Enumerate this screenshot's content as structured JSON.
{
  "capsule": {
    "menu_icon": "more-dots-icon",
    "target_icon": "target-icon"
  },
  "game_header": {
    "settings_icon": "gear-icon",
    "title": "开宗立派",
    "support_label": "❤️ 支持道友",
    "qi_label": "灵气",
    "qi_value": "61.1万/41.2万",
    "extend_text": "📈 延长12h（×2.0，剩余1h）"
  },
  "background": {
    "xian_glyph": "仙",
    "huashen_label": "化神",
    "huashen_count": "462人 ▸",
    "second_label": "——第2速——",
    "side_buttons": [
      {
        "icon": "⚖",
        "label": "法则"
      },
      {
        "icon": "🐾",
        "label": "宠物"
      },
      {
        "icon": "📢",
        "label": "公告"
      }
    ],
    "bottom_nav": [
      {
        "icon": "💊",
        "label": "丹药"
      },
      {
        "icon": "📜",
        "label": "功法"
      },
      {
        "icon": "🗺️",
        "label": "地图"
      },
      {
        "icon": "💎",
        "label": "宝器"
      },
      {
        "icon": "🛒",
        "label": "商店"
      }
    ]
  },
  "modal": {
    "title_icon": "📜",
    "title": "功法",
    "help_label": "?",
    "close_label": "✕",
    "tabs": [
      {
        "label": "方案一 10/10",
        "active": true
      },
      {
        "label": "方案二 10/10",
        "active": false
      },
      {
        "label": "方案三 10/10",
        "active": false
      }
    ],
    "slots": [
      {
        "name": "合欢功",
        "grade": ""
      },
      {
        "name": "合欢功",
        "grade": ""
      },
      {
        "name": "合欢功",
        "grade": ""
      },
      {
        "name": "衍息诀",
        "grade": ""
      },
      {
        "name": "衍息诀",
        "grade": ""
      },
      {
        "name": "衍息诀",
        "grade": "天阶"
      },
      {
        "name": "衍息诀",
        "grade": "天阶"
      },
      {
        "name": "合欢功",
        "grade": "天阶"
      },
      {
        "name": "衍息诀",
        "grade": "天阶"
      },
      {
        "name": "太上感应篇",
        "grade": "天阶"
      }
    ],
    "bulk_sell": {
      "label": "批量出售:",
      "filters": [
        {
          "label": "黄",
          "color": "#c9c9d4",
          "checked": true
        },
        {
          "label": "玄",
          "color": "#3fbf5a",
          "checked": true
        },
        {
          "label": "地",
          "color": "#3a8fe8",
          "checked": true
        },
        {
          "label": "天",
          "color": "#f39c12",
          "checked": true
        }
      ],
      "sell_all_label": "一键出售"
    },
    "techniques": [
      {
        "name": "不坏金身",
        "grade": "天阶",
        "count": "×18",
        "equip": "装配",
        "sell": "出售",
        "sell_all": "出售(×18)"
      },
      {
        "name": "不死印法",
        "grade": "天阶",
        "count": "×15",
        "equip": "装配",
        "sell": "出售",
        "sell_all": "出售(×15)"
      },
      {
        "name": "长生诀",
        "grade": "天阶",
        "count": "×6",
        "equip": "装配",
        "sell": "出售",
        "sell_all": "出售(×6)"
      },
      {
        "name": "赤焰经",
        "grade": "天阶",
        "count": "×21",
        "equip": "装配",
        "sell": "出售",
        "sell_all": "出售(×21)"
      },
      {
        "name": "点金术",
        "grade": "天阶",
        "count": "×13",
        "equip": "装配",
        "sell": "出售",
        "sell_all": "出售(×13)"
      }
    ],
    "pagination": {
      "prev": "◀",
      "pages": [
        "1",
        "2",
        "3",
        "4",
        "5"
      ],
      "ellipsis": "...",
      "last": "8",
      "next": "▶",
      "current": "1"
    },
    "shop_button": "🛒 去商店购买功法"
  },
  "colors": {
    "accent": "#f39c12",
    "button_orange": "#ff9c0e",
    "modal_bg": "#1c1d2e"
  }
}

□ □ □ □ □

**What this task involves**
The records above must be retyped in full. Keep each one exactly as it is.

**Task response**
Enumerate this screenshot's content as structured JSON.
{
  "capsule": {
    "menu_icon": "more-dots-icon",
    "target_icon": "target-icon"
  },
  "game_header": {
    "settings_icon": "gear-icon",
    "title": "开宗立派",
    "support_label": "❤️ 支持道友",
    "qi_label": "灵气",
    "qi_value": "61.1万/41.2万",
    "extend_text": "📈 延长12h（×2.0，剩余1h）"
  },
  "background": {
    "xian_glyph": "仙",
    "huashen_label": "化神",
    "huashen_count": "462人 ▸",
    "second_label": "——第2速——",
    "side_buttons": [
      {
        "icon": "⚖",
        "label": "法则"
      },
      {
        "icon": "🐾",
        "label": "宠物"
      },
      {
        "icon": "📢",
        "label": "公告"
      }
    ],
    "bottom_nav": [
      {
        "icon": "💊",
        "label": "丹药"
      },
      {
        "icon": "📜",
        "label": "功法"
      },
      {
        "icon": "🗺️",
        "label": "地图"
      },
      {
        "icon": "💎",
        "label": "宝器"
      },
      {
        "icon": "🛒",
        "label": "商店"
      }
    ]
  },
  "modal": {
    "title_icon": "📜",
    "title": "功法",
    "help_label": "?",
    "close_label": "✕",
    "tabs": [
      {
        "label": "方案一 10/10",
        "active": true
      },
      {
        "label": "方案二 10/10",
        "active": false
      },
      {
        "label": "方案三 10/10",
        "active": false
      }
    ],
    "slots": [
      {
        "name": "合欢功",
        "grade": ""
      },
      {
        "name": "合欢功",
        "grade": ""
      },
      {
        "name": "合欢功",
        "grade": ""
      },
      {
        "name": "衍息诀",
        "grade": ""
      },
      {
        "name": "衍息诀",
        "grade": ""
      },
      {
        "name": "衍息诀",
        "grade": "天阶"
      },
      {
        "name": "衍息诀",
        "grade": "天阶"
      },
      {
        "name": "合欢功",
        "grade": "天阶"
      },
      {
        "name": "衍息诀",
        "grade": "天阶"
      },
      {
        "name": "太上感应篇",
        "grade": "天阶"
      }
    ],
    "bulk_sell": {
      "label": "批量出售:",
      "filters": [
        {
          "label": "黄",
          "color": "#c9c9d4",
          "checked": true
        },
        {
          "label": "玄",
          "color": "#3fbf5a",
          "checked": true
        },
        {
          "label": "地",
          "color": "#3a8fe8",
          "checked": true
        },
        {
          "label": "天",
          "color": "#f39c12",
          "checked": true
        }
      ],
      "sell_all_label": "一键出售"
    },
    "techniques": [
      {
        "name": "不坏金身",
        "grade": "天阶",
        "count": "×18",
        "equip": "装配",
        "sell": "出售",
        "sell_all": "出售(×18)"
      },
      {
        "name": "不死印法",
        "grade": "天阶",
        "count": "×15",
        "equip": "装配",
        "sell": "出售",
        "sell_all": "出售(×15)"
      },
      {
        "name": "长生诀",
        "grade": "天阶",
        "count": "×6",
        "equip": "装配",
        "sell": "出售",
        "sell_all": "出售(×6)"
      },
      {
        "name": "赤焰经",
        "grade": "天阶",
        "count": "×21",
        "equip": "装配",
        "sell": "出售",
        "sell_all": "出售(×21)"
      },
      {
        "name": "点金术",
        "grade": "天阶",
        "count": "×13",
        "equip": "装配",
        "sell": "出售",
        "sell_all": "出售(×13)"
      }
    ],
    "pagination": {
      "prev": "◀",
      "pages": [
        "1",
        "2",
        "3",
        "4",
        "5"
      ],
      "ellipsis": "...",
      "last": "8",
      "next": "▶",
      "current": "1"
    },
    "shop_button": "🛒 去商店购买功法"
  },
  "colors": {
    "accent": "#f39c12",
    "button_orange": "#ff9c0e",
    "modal_bg": "#1c1d2e"
  }
}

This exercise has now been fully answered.